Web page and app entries
● ● ● ●

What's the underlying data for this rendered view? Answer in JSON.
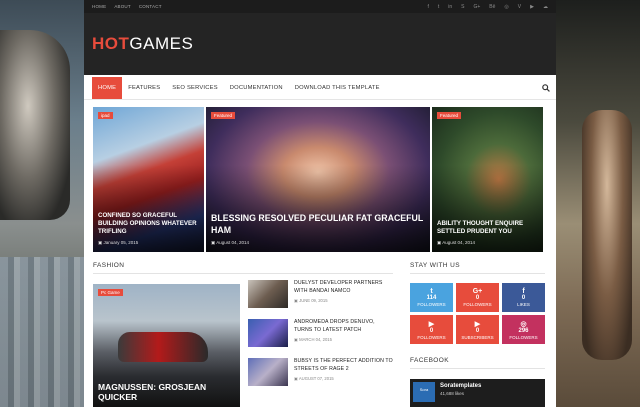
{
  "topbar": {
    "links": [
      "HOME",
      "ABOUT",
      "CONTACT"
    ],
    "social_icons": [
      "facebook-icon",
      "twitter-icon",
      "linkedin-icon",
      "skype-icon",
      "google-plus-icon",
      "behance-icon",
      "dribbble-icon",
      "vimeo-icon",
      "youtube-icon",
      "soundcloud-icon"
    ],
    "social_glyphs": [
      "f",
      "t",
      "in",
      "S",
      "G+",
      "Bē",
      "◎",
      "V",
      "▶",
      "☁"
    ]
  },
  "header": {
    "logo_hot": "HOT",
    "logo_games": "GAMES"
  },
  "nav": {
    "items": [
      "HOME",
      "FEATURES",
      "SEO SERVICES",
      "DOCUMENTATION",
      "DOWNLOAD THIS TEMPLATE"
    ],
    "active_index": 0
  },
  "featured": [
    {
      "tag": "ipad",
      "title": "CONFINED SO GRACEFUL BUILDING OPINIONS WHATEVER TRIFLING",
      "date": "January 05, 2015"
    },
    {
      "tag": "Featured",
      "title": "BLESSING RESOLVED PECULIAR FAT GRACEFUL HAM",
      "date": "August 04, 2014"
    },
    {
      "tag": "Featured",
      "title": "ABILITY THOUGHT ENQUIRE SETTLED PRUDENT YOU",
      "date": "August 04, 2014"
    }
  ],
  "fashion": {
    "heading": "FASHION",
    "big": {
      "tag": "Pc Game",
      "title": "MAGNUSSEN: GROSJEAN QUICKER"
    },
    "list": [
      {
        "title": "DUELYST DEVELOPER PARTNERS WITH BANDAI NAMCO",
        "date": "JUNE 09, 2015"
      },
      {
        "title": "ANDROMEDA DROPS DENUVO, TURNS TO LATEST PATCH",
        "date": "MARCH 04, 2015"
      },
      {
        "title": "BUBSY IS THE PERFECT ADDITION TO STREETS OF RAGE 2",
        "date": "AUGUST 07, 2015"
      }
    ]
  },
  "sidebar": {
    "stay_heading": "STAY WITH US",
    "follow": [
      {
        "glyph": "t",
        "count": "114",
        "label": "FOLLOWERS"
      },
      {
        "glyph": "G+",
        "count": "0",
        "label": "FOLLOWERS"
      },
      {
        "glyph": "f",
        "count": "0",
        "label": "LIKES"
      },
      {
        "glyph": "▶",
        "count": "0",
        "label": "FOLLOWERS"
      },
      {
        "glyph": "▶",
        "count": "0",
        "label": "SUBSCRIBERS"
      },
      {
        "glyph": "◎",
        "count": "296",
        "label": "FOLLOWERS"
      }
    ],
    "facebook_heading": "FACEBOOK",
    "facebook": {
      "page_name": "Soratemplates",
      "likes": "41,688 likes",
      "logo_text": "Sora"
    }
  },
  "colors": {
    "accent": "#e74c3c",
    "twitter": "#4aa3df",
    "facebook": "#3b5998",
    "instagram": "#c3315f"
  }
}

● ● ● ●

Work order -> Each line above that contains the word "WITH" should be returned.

Answer for this exercise ->
        "title": "DUELYST DEVELOPER PARTNERS WITH BANDAI NAMCO",
    "stay_heading": "STAY WITH US",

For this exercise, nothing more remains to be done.